It's always been there, and 2020 made it crystal clear for me. Your mileage may vary; if you're reading this in New Zealand, can I come over and live with you?
10. Patience to deal with myself
This one's a doozy. Have you met me?
I used to be less pre-occupied with myself when there were plenty of other people around, and when 2019 was generally busy throwing distractions in my way. But in many respects, 2020 is a slower, more inward-looking year. So I've come to spend a lot more time in my company.
It's not been one long honeymoon, let me tell you. I think for many of us, discovering things about ourselves was a weird process this year. And with so many things taken away from me, I've felt restless, impatient, sulky.
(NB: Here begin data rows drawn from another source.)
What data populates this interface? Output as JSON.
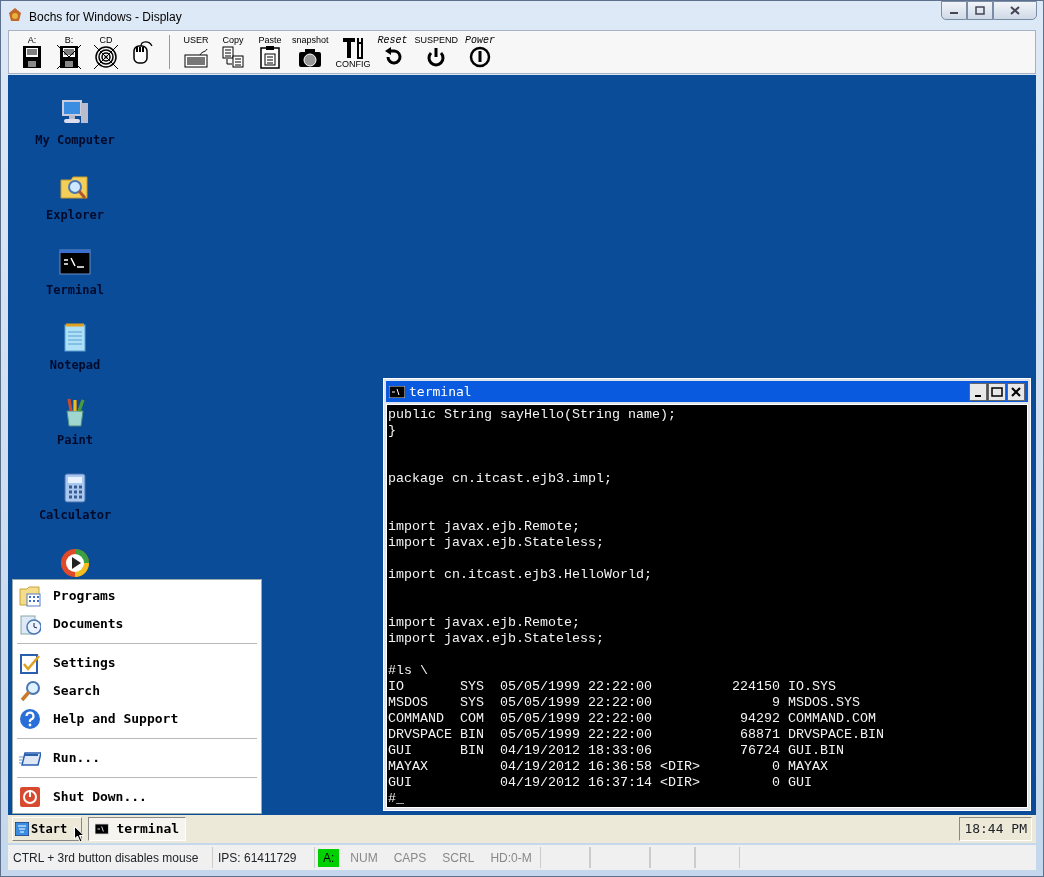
{
  "window": {
    "title": "Bochs for Windows - Display"
  },
  "toolbar": {
    "devices": [
      {
        "kind": "floppy",
        "label": "A:",
        "crossed": false
      },
      {
        "kind": "floppy",
        "label": "B:",
        "crossed": true
      },
      {
        "kind": "cdrom",
        "label": "CD",
        "crossed": true
      },
      {
        "kind": "mouse",
        "crossed": false
      }
    ],
    "actions": [
      {
        "kind": "keyboard",
        "label": "USER"
      },
      {
        "kind": "copy",
        "label": "Copy"
      },
      {
        "kind": "paste",
        "label": "Paste"
      },
      {
        "kind": "camera",
        "label": "snapshot"
      },
      {
        "kind": "config",
        "label": "CONFIG"
      },
      {
        "kind": "reset",
        "label": "Reset"
      },
      {
        "kind": "suspend",
        "label": "SUSPEND"
      },
      {
        "kind": "power",
        "label": "Power"
      }
    ]
  },
  "desktop_icons": [
    {
      "kind": "computer",
      "label": "My Computer"
    },
    {
      "kind": "explorer",
      "label": "Explorer"
    },
    {
      "kind": "terminal",
      "label": "Terminal"
    },
    {
      "kind": "notepad",
      "label": "Notepad"
    },
    {
      "kind": "paint",
      "label": "Paint"
    },
    {
      "kind": "calculator",
      "label": "Calculator"
    },
    {
      "kind": "media"
    }
  ],
  "terminal": {
    "title": "terminal",
    "lines": [
      {
        "kind": "text",
        "text": "public String sayHello(String name);"
      },
      {
        "kind": "text",
        "text": "}"
      },
      {
        "kind": "blank"
      },
      {
        "kind": "blank"
      },
      {
        "kind": "text",
        "text": "package cn.itcast.ejb3.impl;"
      },
      {
        "kind": "blank"
      },
      {
        "kind": "blank"
      },
      {
        "kind": "text",
        "text": "import javax.ejb.Remote;"
      },
      {
        "kind": "text",
        "text": "import javax.ejb.Stateless;"
      },
      {
        "kind": "blank"
      },
      {
        "kind": "text",
        "text": "import cn.itcast.ejb3.HelloWorld;"
      },
      {
        "kind": "blank"
      },
      {
        "kind": "blank"
      },
      {
        "kind": "text",
        "text": "import javax.ejb.Remote;"
      },
      {
        "kind": "text",
        "text": "import javax.ejb.Stateless;"
      },
      {
        "kind": "blank"
      },
      {
        "kind": "text",
        "text": "#ls \\"
      },
      {
        "kind": "text",
        "text": "IO       SYS  05/05/1999 22:22:00          224150 IO.SYS"
      },
      {
        "kind": "text",
        "text": "MSDOS    SYS  05/05/1999 22:22:00               9 MSDOS.SYS"
      },
      {
        "kind": "text",
        "text": "COMMAND  COM  05/05/1999 22:22:00           94292 COMMAND.COM"
      },
      {
        "kind": "text",
        "text": "DRVSPACE BIN  05/05/1999 22:22:00           68871 DRVSPACE.BIN"
      },
      {
        "kind": "text",
        "text": "GUI      BIN  04/19/2012 18:33:06           76724 GUI.BIN"
      },
      {
        "kind": "text",
        "text": "MAYAX         04/19/2012 16:36:58 <DIR>         0 MAYAX"
      },
      {
        "kind": "text",
        "text": "GUI           04/19/2012 16:37:14 <DIR>         0 GUI"
      },
      {
        "kind": "text",
        "text": "#_"
      }
    ]
  },
  "start_menu": {
    "groups": [
      [
        {
          "kind": "programs",
          "label": "Programs"
        },
        {
          "kind": "documents",
          "label": "Documents"
        }
      ],
      [
        {
          "kind": "settings",
          "label": "Settings"
        },
        {
          "kind": "search",
          "label": "Search"
        },
        {
          "kind": "help",
          "label": "Help and Support"
        }
      ],
      [
        {
          "kind": "run",
          "label": "Run..."
        }
      ],
      [
        {
          "kind": "shutdown",
          "label": "Shut Down..."
        }
      ]
    ]
  },
  "taskbar": {
    "start": "Start",
    "tasks": [
      {
        "label": "terminal"
      }
    ],
    "clock": "18:44 PM"
  },
  "status_bar": {
    "message": "CTRL + 3rd button disables mouse",
    "ips": "IPS: 61411729",
    "indicators": [
      {
        "label": "A:",
        "on": true
      },
      {
        "label": "NUM",
        "on": false
      },
      {
        "label": "CAPS",
        "on": false
      },
      {
        "label": "SCRL",
        "on": false
      },
      {
        "label": "HD:0-M",
        "on": false
      }
    ]
  }
}
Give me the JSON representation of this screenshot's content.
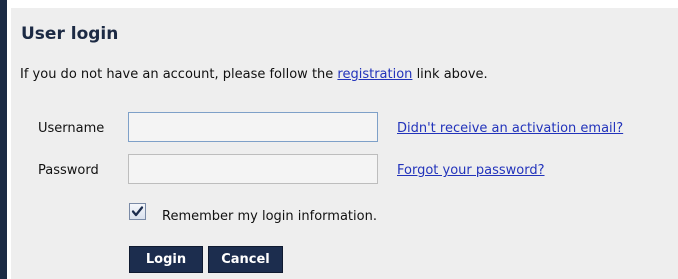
{
  "login": {
    "title": "User login",
    "intro_before": "If you do not have an account, please follow the ",
    "intro_link": "registration",
    "intro_after": " link above.",
    "username_label": "Username",
    "username_value": "",
    "password_label": "Password",
    "password_value": "",
    "activation_link": "Didn't receive an activation email?",
    "forgot_link": "Forgot your password?",
    "remember_label": "Remember my login information.",
    "remember_checked": true,
    "login_button": "Login",
    "cancel_button": "Cancel"
  },
  "colors": {
    "accent_navy": "#1c2d4e",
    "link_blue": "#2233bb",
    "panel_bg": "#eeeeee"
  }
}
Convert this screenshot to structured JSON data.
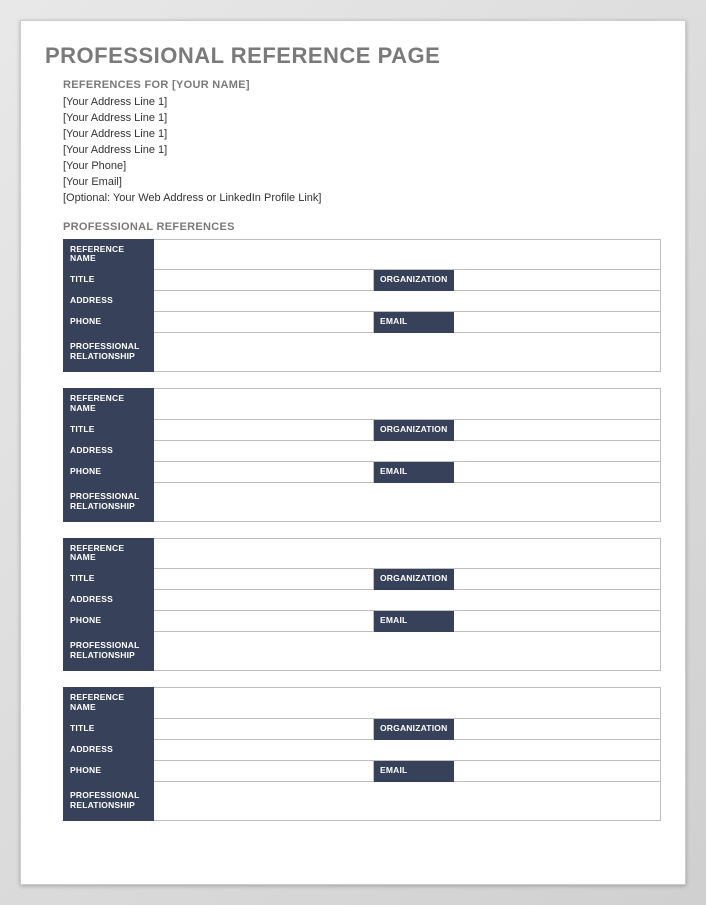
{
  "page_title": "PROFESSIONAL REFERENCE PAGE",
  "references_for_label": "REFERENCES FOR [YOUR NAME]",
  "address_lines": [
    "[Your Address Line 1]",
    "[Your Address Line 1]",
    "[Your Address Line 1]",
    "[Your Address Line 1]",
    "[Your Phone]",
    "[Your Email]",
    "[Optional: Your Web Address or LinkedIn Profile Link]"
  ],
  "section_title": "PROFESSIONAL REFERENCES",
  "field_labels": {
    "reference_name": "REFERENCE NAME",
    "title": "TITLE",
    "organization": "ORGANIZATION",
    "address": "ADDRESS",
    "phone": "PHONE",
    "email": "EMAIL",
    "professional_relationship": "PROFESSIONAL RELATIONSHIP"
  },
  "reference_entries": [
    {
      "reference_name": "",
      "title": "",
      "organization": "",
      "address": "",
      "phone": "",
      "email": "",
      "professional_relationship": ""
    },
    {
      "reference_name": "",
      "title": "",
      "organization": "",
      "address": "",
      "phone": "",
      "email": "",
      "professional_relationship": ""
    },
    {
      "reference_name": "",
      "title": "",
      "organization": "",
      "address": "",
      "phone": "",
      "email": "",
      "professional_relationship": ""
    },
    {
      "reference_name": "",
      "title": "",
      "organization": "",
      "address": "",
      "phone": "",
      "email": "",
      "professional_relationship": ""
    }
  ]
}
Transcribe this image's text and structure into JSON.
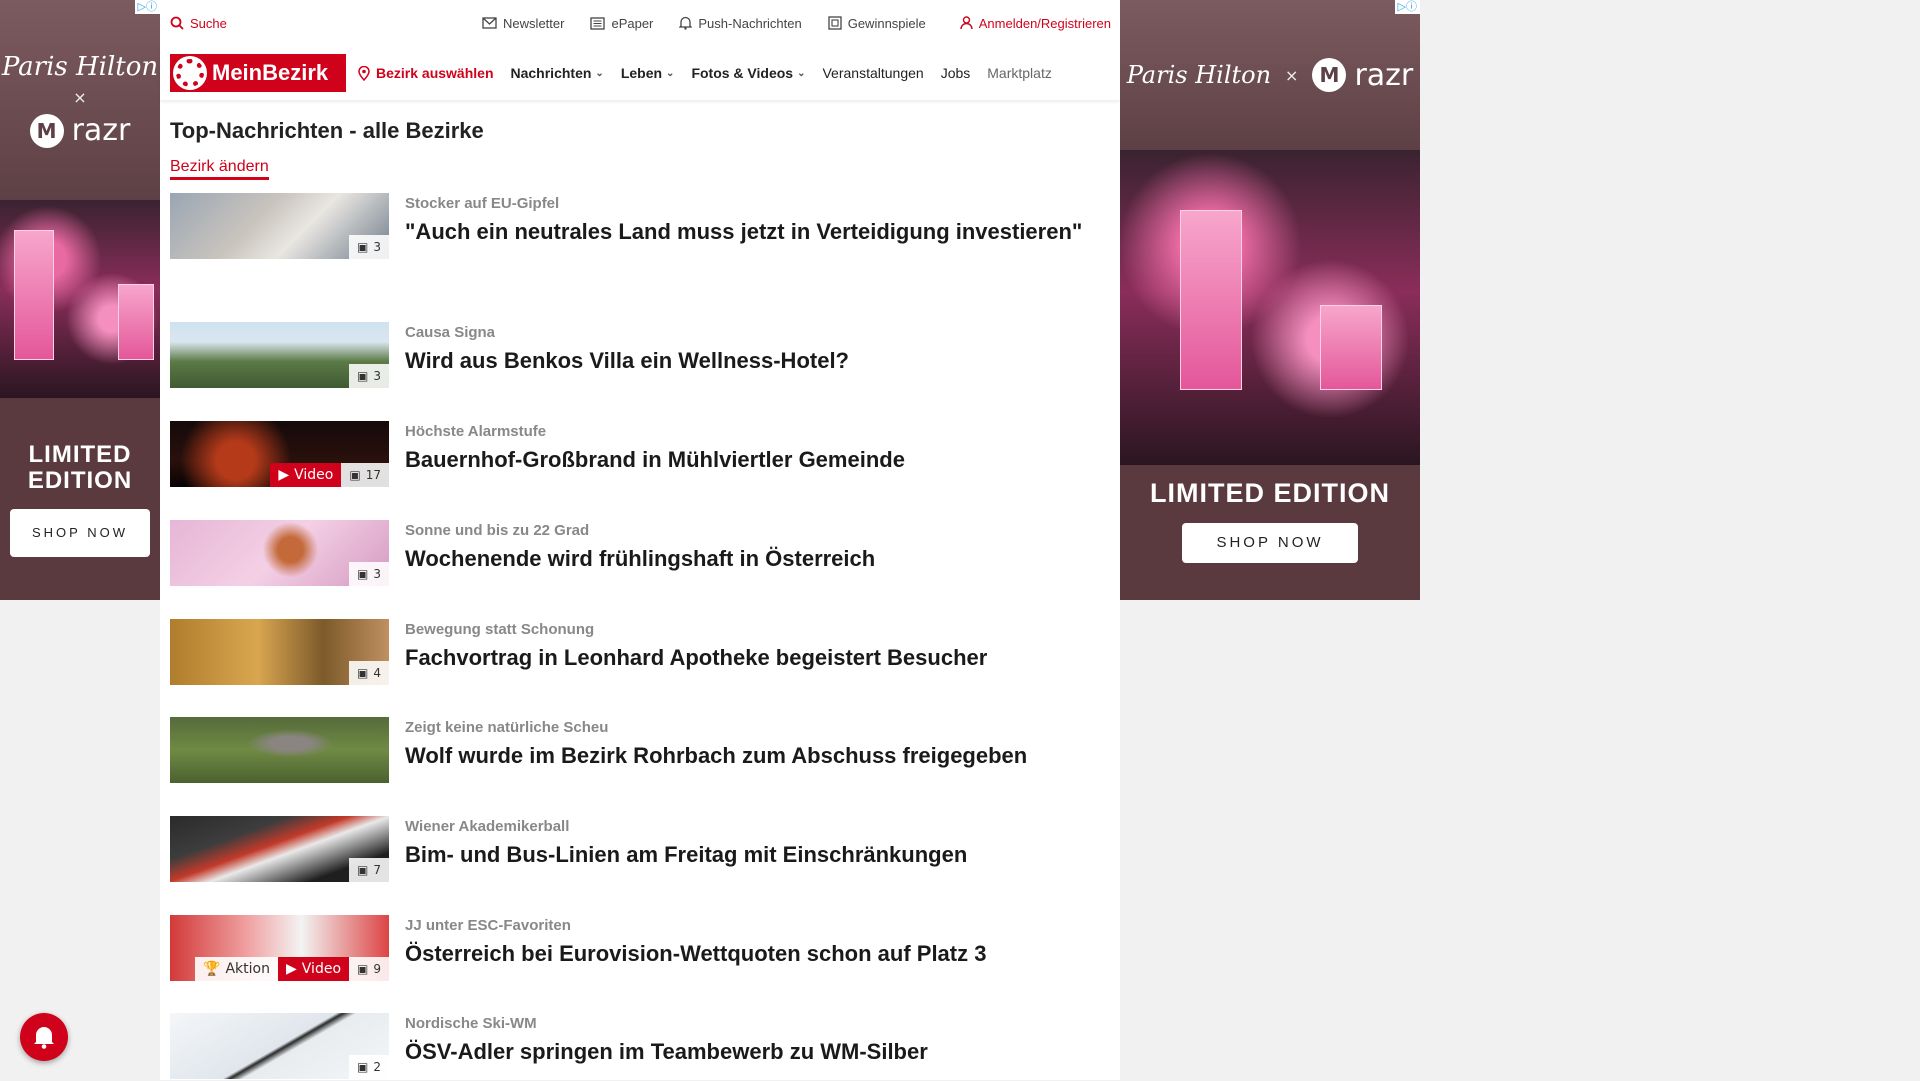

But the year went on, and so did the pandemic. I am now writing this in October, and our circumstances mean that we (as a household) still decide to play it very carefully, and to keep doing what we've been doing since March - waiting it out. Not much has really changed since lockdown kicked in, for us.
So I think I just had to develop patience for myself, and to learn to guide me through the good and bad moments. I am still learning this careful maintenance: conserving my energy in the good moments, steering myself gently through the emotional and physical wobbles. I've learned to live with the lockdown me, the work-from-home me, the sober me, the decaff me.
And I still like the guy.